Chapter 7 Summary: “The Noble Tale of Sir Lancelot of the Lake”

After many years, King Arthur has established a peaceful kingdom, but this has created a new set of problems: “It is difficult, if not impossible, to keep the strength and temper of fighting men without fighting, for nothing rusts so quickly as an unused sword or an idle soldier” (207). Guinevere suggests establishing a principle of the King’s Justice, which would allow Camelot’s knights to travel the country and right small wrongs.

The king and queen also decide to send Lancelot, the greatest of all knights, on a quest accompanied by his lazy, irresponsible nephew, Sir Lyonel, in hopes that Lancelot can provide a steadying influence. Even though this expedition is supposed to be a secret, the entire castle knows the story: “And when the two errant knights finally crept out of the city in the night, a hundred eyes watched them go and the battlements concealed an audience” (217).

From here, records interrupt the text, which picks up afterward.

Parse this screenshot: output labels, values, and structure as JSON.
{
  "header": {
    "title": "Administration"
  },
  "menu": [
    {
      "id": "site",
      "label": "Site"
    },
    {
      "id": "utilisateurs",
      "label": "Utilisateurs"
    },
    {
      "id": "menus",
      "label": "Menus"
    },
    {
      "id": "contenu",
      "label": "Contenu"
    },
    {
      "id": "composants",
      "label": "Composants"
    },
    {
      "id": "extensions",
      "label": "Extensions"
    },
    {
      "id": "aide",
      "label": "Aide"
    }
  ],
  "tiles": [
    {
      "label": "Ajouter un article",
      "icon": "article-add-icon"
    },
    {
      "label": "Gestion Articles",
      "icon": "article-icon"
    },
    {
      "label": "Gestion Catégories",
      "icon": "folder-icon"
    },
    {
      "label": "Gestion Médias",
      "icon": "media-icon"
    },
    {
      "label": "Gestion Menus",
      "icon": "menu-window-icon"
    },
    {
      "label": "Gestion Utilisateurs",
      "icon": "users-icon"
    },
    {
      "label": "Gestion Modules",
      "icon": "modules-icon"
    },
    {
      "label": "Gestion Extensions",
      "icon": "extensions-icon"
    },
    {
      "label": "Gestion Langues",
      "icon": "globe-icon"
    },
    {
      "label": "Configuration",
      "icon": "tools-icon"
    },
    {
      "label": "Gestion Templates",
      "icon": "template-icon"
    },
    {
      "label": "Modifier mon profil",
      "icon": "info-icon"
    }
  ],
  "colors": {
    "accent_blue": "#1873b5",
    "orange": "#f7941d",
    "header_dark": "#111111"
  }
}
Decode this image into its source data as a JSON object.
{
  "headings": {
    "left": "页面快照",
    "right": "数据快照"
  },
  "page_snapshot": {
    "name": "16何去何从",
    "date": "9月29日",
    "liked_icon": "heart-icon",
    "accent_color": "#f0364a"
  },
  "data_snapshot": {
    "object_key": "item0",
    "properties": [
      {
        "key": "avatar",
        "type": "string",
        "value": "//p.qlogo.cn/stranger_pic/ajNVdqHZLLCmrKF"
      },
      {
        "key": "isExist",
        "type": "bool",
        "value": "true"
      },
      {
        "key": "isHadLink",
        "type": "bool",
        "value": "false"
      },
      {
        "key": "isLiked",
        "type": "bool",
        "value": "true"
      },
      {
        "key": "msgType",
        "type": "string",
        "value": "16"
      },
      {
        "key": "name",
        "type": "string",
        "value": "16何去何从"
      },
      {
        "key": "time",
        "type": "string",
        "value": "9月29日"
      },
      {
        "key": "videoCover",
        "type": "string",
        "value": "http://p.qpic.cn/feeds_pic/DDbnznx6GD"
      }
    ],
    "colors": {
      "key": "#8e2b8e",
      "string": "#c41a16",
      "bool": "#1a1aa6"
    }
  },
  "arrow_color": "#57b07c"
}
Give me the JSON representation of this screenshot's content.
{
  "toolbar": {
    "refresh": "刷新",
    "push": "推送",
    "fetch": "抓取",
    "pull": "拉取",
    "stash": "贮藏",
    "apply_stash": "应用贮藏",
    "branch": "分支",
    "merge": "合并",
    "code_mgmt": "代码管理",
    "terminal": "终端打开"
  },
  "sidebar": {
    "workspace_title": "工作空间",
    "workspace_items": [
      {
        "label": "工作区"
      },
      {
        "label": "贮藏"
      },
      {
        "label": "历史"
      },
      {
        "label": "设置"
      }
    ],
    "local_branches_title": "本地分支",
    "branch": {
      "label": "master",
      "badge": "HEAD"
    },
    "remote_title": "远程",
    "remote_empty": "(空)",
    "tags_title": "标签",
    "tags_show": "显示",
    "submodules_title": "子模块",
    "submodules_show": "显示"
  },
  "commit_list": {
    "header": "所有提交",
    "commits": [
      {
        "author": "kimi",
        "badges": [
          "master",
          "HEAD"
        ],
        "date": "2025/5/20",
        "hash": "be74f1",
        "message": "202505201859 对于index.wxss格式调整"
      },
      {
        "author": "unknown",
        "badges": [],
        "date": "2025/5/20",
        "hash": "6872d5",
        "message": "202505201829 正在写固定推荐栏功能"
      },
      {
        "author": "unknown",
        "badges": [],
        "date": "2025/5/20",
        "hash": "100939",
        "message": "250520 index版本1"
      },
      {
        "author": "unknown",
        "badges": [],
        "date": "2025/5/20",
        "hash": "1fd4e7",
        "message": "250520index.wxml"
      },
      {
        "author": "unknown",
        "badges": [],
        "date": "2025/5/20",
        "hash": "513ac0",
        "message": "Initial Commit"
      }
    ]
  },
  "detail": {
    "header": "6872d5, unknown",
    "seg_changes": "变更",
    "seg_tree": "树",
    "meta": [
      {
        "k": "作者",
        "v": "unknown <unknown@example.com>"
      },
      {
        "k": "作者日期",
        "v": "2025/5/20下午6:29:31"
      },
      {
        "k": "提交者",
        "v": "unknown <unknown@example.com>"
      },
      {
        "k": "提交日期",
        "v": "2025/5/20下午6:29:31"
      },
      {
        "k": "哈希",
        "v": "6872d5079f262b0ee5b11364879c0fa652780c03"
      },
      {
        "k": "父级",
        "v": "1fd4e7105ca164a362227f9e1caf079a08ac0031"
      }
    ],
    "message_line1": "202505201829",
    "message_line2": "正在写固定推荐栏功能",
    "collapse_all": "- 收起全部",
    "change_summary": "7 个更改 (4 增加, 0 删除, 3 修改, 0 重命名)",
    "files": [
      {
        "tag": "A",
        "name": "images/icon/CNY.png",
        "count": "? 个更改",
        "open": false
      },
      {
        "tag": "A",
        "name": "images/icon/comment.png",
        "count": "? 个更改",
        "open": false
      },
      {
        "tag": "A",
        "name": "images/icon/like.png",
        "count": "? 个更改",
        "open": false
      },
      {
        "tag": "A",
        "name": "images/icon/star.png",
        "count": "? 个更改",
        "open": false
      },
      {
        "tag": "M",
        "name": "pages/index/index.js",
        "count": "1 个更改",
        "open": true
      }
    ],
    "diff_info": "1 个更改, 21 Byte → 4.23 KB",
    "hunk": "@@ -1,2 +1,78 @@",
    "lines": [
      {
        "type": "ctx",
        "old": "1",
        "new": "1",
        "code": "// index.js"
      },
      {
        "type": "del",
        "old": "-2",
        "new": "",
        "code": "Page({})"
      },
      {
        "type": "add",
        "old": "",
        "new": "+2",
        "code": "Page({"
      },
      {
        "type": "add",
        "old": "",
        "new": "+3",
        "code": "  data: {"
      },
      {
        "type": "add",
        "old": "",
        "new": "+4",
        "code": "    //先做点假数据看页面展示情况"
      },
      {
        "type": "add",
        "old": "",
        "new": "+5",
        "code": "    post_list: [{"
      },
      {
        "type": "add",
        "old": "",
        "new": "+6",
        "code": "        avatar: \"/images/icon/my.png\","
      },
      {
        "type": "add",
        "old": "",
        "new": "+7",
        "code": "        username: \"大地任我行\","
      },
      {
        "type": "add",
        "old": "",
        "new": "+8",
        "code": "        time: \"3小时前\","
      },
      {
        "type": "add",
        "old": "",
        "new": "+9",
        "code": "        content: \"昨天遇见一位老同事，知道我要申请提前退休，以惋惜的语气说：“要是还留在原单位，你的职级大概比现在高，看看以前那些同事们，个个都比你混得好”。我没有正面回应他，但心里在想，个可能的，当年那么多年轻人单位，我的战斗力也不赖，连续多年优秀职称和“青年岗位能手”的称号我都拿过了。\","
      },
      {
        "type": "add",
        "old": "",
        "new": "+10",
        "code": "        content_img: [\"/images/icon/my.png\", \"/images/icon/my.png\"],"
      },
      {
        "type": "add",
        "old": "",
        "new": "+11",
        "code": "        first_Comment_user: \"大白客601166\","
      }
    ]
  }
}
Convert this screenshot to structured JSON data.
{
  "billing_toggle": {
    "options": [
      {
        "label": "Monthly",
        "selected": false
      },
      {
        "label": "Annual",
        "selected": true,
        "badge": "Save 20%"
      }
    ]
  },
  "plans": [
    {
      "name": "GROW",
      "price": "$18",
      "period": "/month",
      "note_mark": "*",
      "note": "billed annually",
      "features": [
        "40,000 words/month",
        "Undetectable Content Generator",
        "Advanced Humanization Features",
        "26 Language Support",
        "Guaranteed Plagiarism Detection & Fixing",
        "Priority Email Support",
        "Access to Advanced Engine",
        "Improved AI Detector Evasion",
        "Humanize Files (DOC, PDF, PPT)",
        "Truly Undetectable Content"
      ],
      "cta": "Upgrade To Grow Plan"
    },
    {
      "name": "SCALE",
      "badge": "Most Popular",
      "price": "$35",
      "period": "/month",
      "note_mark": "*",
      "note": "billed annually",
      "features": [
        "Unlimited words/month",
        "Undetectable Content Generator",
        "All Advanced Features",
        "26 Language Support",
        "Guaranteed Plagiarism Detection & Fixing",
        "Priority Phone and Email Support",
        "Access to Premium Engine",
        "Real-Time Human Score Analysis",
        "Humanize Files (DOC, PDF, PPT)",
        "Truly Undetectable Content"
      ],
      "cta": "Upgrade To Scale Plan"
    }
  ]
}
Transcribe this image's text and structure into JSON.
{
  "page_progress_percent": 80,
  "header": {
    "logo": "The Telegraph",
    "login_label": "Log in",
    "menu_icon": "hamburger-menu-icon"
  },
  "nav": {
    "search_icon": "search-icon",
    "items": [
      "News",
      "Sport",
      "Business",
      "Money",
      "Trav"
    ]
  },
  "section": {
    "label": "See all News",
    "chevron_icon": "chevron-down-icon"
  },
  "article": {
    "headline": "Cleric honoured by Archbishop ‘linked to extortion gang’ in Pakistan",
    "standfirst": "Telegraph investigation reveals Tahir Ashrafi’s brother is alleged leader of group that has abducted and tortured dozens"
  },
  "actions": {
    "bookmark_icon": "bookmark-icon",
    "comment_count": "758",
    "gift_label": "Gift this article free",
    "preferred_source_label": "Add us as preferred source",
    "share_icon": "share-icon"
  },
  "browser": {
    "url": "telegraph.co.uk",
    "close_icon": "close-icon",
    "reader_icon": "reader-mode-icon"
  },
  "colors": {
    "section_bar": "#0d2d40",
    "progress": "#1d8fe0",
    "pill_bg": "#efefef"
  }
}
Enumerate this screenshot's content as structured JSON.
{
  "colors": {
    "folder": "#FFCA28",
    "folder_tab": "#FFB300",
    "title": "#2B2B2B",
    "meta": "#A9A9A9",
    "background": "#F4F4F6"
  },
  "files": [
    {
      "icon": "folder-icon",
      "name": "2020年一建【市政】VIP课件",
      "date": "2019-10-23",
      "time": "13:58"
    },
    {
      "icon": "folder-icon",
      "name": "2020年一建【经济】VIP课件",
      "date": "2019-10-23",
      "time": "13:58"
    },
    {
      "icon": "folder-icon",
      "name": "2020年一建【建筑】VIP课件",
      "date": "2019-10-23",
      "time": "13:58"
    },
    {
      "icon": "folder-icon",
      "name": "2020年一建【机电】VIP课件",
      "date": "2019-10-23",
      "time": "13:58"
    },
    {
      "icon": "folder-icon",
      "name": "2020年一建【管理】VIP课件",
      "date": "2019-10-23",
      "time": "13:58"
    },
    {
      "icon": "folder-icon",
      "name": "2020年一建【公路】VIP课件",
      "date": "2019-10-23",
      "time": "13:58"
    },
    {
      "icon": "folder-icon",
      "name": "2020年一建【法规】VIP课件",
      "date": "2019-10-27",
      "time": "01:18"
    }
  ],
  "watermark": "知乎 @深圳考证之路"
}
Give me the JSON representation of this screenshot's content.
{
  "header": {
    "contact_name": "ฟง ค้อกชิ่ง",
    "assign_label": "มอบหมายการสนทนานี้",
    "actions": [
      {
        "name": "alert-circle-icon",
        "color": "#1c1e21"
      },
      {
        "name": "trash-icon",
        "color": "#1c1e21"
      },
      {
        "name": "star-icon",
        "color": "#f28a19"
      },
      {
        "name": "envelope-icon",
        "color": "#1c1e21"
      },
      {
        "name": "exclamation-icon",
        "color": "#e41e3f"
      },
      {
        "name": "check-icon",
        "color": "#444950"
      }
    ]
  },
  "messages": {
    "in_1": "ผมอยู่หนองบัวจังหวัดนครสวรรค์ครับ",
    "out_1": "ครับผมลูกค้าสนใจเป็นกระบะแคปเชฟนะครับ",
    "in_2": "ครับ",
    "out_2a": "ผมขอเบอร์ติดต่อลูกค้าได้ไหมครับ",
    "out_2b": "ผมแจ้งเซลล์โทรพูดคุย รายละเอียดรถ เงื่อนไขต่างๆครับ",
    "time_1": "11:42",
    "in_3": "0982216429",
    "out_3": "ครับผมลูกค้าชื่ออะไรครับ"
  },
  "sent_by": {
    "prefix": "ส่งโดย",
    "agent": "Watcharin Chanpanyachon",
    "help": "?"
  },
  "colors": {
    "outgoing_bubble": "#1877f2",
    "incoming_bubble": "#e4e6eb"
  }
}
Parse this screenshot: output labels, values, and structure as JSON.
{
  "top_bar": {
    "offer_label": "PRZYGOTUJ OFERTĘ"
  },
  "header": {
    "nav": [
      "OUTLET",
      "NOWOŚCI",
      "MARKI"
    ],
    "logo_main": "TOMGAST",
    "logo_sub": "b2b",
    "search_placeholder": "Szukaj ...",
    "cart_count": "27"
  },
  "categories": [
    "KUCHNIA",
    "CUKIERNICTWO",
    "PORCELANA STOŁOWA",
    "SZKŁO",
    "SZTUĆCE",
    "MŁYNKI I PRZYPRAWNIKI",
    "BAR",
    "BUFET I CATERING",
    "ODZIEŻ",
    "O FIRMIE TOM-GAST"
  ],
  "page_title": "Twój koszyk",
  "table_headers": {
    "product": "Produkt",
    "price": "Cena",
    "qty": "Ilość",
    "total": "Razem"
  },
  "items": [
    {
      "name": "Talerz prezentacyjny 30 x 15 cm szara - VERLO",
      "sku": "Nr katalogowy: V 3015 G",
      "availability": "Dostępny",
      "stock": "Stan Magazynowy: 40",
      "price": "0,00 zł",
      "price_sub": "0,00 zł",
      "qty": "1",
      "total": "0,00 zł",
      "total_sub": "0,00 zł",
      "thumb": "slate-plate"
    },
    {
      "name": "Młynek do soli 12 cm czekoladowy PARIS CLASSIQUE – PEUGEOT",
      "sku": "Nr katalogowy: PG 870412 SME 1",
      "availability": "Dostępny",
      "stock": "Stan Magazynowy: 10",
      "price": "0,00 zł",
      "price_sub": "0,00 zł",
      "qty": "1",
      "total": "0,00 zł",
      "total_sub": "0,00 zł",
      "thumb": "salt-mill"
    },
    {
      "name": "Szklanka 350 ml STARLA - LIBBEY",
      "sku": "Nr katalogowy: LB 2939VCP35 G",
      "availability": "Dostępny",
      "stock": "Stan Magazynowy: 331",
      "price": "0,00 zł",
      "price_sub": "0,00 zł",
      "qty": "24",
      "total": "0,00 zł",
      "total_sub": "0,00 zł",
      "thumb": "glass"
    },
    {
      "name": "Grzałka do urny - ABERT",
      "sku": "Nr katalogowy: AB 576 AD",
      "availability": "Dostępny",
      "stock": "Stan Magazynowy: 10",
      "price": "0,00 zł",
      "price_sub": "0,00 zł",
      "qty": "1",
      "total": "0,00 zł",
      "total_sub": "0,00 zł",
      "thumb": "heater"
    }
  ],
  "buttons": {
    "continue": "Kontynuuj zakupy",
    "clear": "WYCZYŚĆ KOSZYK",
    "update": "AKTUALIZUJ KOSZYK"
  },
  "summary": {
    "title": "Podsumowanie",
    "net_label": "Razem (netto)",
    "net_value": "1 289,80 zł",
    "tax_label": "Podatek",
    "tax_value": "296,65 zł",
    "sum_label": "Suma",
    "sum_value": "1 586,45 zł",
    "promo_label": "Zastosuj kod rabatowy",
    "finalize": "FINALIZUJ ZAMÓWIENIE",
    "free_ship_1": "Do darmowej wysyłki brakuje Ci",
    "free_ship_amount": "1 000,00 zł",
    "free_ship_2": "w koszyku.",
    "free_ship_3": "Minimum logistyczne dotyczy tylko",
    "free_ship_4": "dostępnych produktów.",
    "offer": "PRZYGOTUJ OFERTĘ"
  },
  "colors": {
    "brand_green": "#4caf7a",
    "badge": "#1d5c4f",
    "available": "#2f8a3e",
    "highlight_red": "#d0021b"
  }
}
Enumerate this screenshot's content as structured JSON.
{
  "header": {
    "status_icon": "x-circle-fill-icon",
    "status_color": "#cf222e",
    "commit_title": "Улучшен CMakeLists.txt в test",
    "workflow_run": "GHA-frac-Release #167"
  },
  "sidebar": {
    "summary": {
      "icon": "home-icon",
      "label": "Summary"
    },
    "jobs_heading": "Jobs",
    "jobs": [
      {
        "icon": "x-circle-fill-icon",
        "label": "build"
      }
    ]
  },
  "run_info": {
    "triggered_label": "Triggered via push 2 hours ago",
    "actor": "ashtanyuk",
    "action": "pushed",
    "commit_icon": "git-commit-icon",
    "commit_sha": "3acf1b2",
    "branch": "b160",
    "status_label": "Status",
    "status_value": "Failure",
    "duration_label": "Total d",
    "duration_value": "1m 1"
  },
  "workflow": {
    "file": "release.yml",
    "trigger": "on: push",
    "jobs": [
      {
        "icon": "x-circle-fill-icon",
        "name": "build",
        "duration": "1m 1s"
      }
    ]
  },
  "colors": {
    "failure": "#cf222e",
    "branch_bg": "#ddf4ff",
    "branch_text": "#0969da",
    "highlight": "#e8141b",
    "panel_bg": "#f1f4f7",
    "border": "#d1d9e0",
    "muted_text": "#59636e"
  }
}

As they ride out in search of adventure, Lyonel badgers Lancelot relentlessly with questions about his past exploits. After hours of interrogation, Lancelot wearies of the conversation and falls asleep under an apple tree. Lyonel sits watching by his uncle until he notices a commotion nearby. Three knights on horseback are captured by a fourth, who binds them all and flings them over their horses’ backs.